Chinese regulators have announced they will allow the setting up of some private banks to compete with state-owned lenders in the world's second-largest economy. But they said strict supervision would be applied.
The China Banking Regulatory Commission (CBRC) confirmed it would allow between three to five fully private banks to be set up in the country this year in a bid to further open up the financial sector.
It said private capital could be used to establish independent private banks or restructure existing ones.
"The first batch of private banks will be set up on a trial basis," the CRBC said, adding they would be approved when conditions were mature and warning the new entities would be subject to strict regulatory procedures and enhanced supervision.
Lending regulations to be revisited

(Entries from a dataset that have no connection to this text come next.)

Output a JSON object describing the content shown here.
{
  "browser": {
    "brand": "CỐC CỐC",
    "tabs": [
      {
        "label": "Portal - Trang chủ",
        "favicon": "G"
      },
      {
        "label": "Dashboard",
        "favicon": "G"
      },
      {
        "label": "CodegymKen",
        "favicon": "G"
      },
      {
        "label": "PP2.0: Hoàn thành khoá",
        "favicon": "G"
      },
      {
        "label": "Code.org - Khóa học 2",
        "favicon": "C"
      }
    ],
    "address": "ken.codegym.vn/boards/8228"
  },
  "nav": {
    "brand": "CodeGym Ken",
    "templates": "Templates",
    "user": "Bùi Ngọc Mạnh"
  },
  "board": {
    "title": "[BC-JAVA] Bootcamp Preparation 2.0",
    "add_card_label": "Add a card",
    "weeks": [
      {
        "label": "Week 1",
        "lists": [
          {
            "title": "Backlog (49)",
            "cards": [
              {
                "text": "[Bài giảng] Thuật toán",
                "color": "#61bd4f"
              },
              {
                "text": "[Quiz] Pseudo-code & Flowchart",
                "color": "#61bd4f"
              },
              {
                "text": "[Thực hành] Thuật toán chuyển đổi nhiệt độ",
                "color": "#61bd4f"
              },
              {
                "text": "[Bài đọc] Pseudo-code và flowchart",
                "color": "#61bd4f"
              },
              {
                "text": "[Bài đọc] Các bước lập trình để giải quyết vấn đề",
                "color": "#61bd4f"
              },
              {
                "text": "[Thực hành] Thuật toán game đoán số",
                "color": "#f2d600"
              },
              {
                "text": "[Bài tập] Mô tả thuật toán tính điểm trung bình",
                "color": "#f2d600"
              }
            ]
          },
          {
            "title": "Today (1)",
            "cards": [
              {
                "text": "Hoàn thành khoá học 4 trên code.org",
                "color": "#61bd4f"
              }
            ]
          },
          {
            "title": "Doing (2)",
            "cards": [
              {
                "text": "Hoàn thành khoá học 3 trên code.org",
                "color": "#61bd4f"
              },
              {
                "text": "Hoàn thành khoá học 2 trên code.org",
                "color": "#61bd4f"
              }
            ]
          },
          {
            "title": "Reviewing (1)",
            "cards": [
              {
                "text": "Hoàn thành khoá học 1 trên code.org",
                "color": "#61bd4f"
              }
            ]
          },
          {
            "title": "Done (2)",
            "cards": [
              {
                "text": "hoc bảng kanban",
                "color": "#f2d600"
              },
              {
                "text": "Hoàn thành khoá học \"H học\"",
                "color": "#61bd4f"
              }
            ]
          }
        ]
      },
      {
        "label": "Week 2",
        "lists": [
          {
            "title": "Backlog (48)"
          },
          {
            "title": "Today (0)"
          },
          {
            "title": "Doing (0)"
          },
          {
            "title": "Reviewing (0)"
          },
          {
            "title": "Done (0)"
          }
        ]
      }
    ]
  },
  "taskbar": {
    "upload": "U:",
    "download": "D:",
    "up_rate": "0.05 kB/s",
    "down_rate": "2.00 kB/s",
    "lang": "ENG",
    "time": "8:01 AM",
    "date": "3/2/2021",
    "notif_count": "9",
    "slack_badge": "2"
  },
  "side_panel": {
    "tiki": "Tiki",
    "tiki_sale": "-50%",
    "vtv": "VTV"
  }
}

There have been no indication yet as to any competitors shortlisted for creating private banks. But experts said likely candidates were home appliance retailer Suning and Internet giant Alibaba with its third-party payment division in place.
World Bank officials said an overhaul of the Chinese banking system was overdue to make the economy more productive.

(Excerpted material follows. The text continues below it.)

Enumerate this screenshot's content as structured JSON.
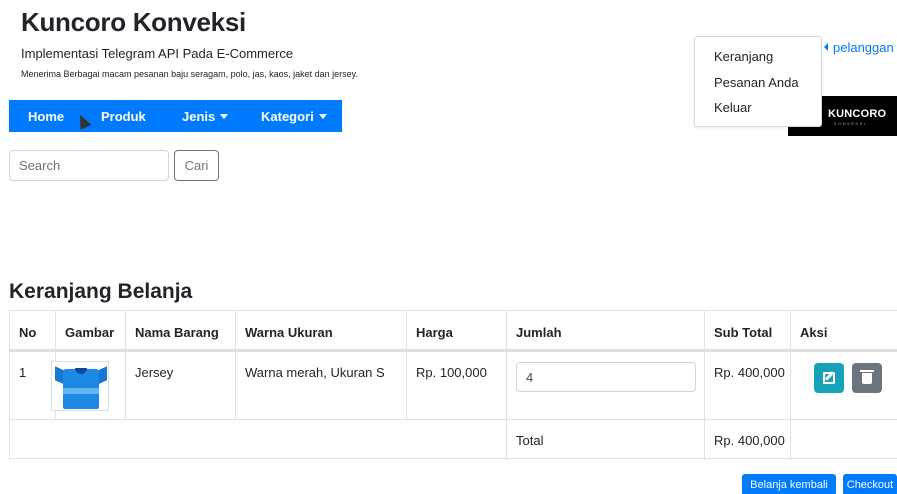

The CRBC's announcement came amid efforts by the central government to rein in a surge in commercial credit and borrowing by local authorities. Debts owed by local administrations soared by 70 percent over the past three years to the equivalent of $2.9 trillion (2.13 trillion euros).
hg/ph (AP, AFP)